The data is to be reproduced in full and without error.

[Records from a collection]

★ ★ ★ ★ ★

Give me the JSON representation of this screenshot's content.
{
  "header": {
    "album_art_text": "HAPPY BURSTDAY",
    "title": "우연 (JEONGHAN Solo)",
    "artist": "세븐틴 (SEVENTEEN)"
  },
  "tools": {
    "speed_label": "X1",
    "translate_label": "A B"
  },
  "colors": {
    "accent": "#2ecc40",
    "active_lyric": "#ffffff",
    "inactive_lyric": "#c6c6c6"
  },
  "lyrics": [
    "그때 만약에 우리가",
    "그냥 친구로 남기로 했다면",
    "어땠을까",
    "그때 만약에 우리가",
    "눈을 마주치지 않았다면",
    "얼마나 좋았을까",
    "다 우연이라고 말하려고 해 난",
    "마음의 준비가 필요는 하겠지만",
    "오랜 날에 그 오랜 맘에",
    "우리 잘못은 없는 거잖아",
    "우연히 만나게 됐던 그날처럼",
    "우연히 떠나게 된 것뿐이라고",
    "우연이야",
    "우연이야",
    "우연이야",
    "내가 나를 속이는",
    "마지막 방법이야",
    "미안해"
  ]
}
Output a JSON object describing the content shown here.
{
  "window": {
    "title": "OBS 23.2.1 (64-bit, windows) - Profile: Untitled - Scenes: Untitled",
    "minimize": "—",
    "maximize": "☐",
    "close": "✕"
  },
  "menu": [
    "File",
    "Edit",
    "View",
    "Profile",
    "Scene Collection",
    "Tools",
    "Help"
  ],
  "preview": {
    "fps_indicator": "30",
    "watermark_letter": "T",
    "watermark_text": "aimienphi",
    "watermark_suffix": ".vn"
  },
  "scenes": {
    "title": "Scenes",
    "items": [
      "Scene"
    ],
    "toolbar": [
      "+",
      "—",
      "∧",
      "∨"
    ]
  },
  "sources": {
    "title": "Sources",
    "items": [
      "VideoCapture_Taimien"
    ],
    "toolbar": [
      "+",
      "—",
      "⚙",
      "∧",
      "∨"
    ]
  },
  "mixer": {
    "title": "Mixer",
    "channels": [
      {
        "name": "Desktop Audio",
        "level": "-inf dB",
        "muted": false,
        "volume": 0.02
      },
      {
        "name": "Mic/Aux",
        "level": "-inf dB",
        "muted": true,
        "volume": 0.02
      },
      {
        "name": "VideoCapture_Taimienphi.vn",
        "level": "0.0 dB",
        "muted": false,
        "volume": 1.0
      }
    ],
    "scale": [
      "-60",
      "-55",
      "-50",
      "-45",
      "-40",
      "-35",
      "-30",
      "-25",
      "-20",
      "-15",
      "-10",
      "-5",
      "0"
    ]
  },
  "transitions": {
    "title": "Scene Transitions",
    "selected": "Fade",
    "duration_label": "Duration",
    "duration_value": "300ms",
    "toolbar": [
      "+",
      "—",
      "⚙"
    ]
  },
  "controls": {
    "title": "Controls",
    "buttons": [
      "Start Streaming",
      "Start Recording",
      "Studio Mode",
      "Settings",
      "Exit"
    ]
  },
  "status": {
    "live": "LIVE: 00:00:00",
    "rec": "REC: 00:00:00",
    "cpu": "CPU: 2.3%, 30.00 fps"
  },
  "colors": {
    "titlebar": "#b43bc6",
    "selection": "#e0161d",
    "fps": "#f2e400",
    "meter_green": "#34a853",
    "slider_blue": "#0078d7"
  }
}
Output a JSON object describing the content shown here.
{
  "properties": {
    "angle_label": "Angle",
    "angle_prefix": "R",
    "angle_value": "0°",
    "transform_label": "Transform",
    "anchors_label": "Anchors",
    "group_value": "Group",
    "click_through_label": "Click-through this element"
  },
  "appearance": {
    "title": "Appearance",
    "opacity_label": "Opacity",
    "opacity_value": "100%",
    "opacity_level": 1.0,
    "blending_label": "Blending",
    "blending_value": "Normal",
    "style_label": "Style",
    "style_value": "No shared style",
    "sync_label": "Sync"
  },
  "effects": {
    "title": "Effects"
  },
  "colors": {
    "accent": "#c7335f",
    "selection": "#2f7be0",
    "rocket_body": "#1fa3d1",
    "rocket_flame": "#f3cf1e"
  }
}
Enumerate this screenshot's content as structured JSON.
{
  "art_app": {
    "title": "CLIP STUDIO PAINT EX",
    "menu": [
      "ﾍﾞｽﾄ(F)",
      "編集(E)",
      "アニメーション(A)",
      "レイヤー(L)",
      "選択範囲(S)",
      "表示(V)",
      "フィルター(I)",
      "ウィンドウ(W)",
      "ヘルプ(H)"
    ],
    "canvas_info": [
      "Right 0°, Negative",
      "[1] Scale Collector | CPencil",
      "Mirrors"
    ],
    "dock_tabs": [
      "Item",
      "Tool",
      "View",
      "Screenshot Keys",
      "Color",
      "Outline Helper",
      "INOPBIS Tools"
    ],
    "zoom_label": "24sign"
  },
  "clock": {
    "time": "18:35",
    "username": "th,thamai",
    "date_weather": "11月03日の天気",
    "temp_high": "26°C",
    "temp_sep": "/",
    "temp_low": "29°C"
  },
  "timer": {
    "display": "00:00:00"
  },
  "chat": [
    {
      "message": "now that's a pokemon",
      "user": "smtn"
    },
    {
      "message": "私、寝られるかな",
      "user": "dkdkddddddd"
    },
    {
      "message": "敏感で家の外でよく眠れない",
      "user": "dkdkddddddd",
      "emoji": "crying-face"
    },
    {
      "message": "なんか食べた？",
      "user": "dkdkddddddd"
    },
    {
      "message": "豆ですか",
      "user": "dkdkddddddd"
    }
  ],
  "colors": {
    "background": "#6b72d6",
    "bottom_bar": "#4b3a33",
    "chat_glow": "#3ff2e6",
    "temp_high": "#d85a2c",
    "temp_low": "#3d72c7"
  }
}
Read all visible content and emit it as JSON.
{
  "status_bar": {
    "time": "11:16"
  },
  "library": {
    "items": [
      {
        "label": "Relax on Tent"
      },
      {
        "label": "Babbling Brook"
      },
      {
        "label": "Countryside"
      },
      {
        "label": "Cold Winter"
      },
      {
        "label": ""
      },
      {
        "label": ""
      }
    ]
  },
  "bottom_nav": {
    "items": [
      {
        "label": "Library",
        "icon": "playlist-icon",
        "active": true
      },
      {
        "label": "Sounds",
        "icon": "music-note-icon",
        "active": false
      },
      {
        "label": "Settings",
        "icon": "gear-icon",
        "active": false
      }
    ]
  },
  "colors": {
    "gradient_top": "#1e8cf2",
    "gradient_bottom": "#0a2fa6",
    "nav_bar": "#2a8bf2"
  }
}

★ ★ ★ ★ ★

> **PROBLEM SOLUTION**:
Give me the JSON representation of this screenshot's content.
{
  "header": {
    "album_art_text": "HAPPY BURSTDAY",
    "title": "우연 (JEONGHAN Solo)",
    "artist": "세븐틴 (SEVENTEEN)"
  },
  "tools": {
    "speed_label": "X1",
    "translate_label": "A B"
  },
  "colors": {
    "accent": "#2ecc40",
    "active_lyric": "#ffffff",
    "inactive_lyric": "#c6c6c6"
  },
  "lyrics": [
    "그때 만약에 우리가",
    "그냥 친구로 남기로 했다면",
    "어땠을까",
    "그때 만약에 우리가",
    "눈을 마주치지 않았다면",
    "얼마나 좋았을까",
    "다 우연이라고 말하려고 해 난",
    "마음의 준비가 필요는 하겠지만",
    "오랜 날에 그 오랜 맘에",
    "우리 잘못은 없는 거잖아",
    "우연히 만나게 됐던 그날처럼",
    "우연히 떠나게 된 것뿐이라고",
    "우연이야",
    "우연이야",
    "우연이야",
    "내가 나를 속이는",
    "마지막 방법이야",
    "미안해"
  ]
}
Output a JSON object describing the content shown here.
{
  "window": {
    "title": "OBS 23.2.1 (64-bit, windows) - Profile: Untitled - Scenes: Untitled",
    "minimize": "—",
    "maximize": "☐",
    "close": "✕"
  },
  "menu": [
    "File",
    "Edit",
    "View",
    "Profile",
    "Scene Collection",
    "Tools",
    "Help"
  ],
  "preview": {
    "fps_indicator": "30",
    "watermark_letter": "T",
    "watermark_text": "aimienphi",
    "watermark_suffix": ".vn"
  },
  "scenes": {
    "title": "Scenes",
    "items": [
      "Scene"
    ],
    "toolbar": [
      "+",
      "—",
      "∧",
      "∨"
    ]
  },
  "sources": {
    "title": "Sources",
    "items": [
      "VideoCapture_Taimien"
    ],
    "toolbar": [
      "+",
      "—",
      "⚙",
      "∧",
      "∨"
    ]
  },
  "mixer": {
    "title": "Mixer",
    "channels": [
      {
        "name": "Desktop Audio",
        "level": "-inf dB",
        "muted": false,
        "volume": 0.02
      },
      {
        "name": "Mic/Aux",
        "level": "-inf dB",
        "muted": true,
        "volume": 0.02
      },
      {
        "name": "VideoCapture_Taimienphi.vn",
        "level": "0.0 dB",
        "muted": false,
        "volume": 1.0
      }
    ],
    "scale": [
      "-60",
      "-55",
      "-50",
      "-45",
      "-40",
      "-35",
      "-30",
      "-25",
      "-20",
      "-15",
      "-10",
      "-5",
      "0"
    ]
  },
  "transitions": {
    "title": "Scene Transitions",
    "selected": "Fade",
    "duration_label": "Duration",
    "duration_value": "300ms",
    "toolbar": [
      "+",
      "—",
      "⚙"
    ]
  },
  "controls": {
    "title": "Controls",
    "buttons": [
      "Start Streaming",
      "Start Recording",
      "Studio Mode",
      "Settings",
      "Exit"
    ]
  },
  "status": {
    "live": "LIVE: 00:00:00",
    "rec": "REC: 00:00:00",
    "cpu": "CPU: 2.3%, 30.00 fps"
  },
  "colors": {
    "titlebar": "#b43bc6",
    "selection": "#e0161d",
    "fps": "#f2e400",
    "meter_green": "#34a853",
    "slider_blue": "#0078d7"
  }
}
Output a JSON object describing the content shown here.
{
  "properties": {
    "angle_label": "Angle",
    "angle_prefix": "R",
    "angle_value": "0°",
    "transform_label": "Transform",
    "anchors_label": "Anchors",
    "group_value": "Group",
    "click_through_label": "Click-through this element"
  },
  "appearance": {
    "title": "Appearance",
    "opacity_label": "Opacity",
    "opacity_value": "100%",
    "opacity_level": 1.0,
    "blending_label": "Blending",
    "blending_value": "Normal",
    "style_label": "Style",
    "style_value": "No shared style",
    "sync_label": "Sync"
  },
  "effects": {
    "title": "Effects"
  },
  "colors": {
    "accent": "#c7335f",
    "selection": "#2f7be0",
    "rocket_body": "#1fa3d1",
    "rocket_flame": "#f3cf1e"
  }
}
Enumerate this screenshot's content as structured JSON.
{
  "art_app": {
    "title": "CLIP STUDIO PAINT EX",
    "menu": [
      "ﾍﾞｽﾄ(F)",
      "編集(E)",
      "アニメーション(A)",
      "レイヤー(L)",
      "選択範囲(S)",
      "表示(V)",
      "フィルター(I)",
      "ウィンドウ(W)",
      "ヘルプ(H)"
    ],
    "canvas_info": [
      "Right 0°, Negative",
      "[1] Scale Collector | CPencil",
      "Mirrors"
    ],
    "dock_tabs": [
      "Item",
      "Tool",
      "View",
      "Screenshot Keys",
      "Color",
      "Outline Helper",
      "INOPBIS Tools"
    ],
    "zoom_label": "24sign"
  },
  "clock": {
    "time": "18:35",
    "username": "th,thamai",
    "date_weather": "11月03日の天気",
    "temp_high": "26°C",
    "temp_sep": "/",
    "temp_low": "29°C"
  },
  "timer": {
    "display": "00:00:00"
  },
  "chat": [
    {
      "message": "now that's a pokemon",
      "user": "smtn"
    },
    {
      "message": "私、寝られるかな",
      "user": "dkdkddddddd"
    },
    {
      "message": "敏感で家の外でよく眠れない",
      "user": "dkdkddddddd",
      "emoji": "crying-face"
    },
    {
      "message": "なんか食べた？",
      "user": "dkdkddddddd"
    },
    {
      "message": "豆ですか",
      "user": "dkdkddddddd"
    }
  ],
  "colors": {
    "background": "#6b72d6",
    "bottom_bar": "#4b3a33",
    "chat_glow": "#3ff2e6",
    "temp_high": "#d85a2c",
    "temp_low": "#3d72c7"
  }
}
Read all visible content and emit it as JSON.
{
  "status_bar": {
    "time": "11:16"
  },
  "library": {
    "items": [
      {
        "label": "Relax on Tent"
      },
      {
        "label": "Babbling Brook"
      },
      {
        "label": "Countryside"
      },
      {
        "label": "Cold Winter"
      },
      {
        "label": ""
      },
      {
        "label": ""
      }
    ]
  },
  "bottom_nav": {
    "items": [
      {
        "label": "Library",
        "icon": "playlist-icon",
        "active": true
      },
      {
        "label": "Sounds",
        "icon": "music-note-icon",
        "active": false
      },
      {
        "label": "Settings",
        "icon": "gear-icon",
        "active": false
      }
    ]
  },
  "colors": {
    "gradient_top": "#1e8cf2",
    "gradient_bottom": "#0a2fa6",
    "nav_bar": "#2a8bf2"
  }
}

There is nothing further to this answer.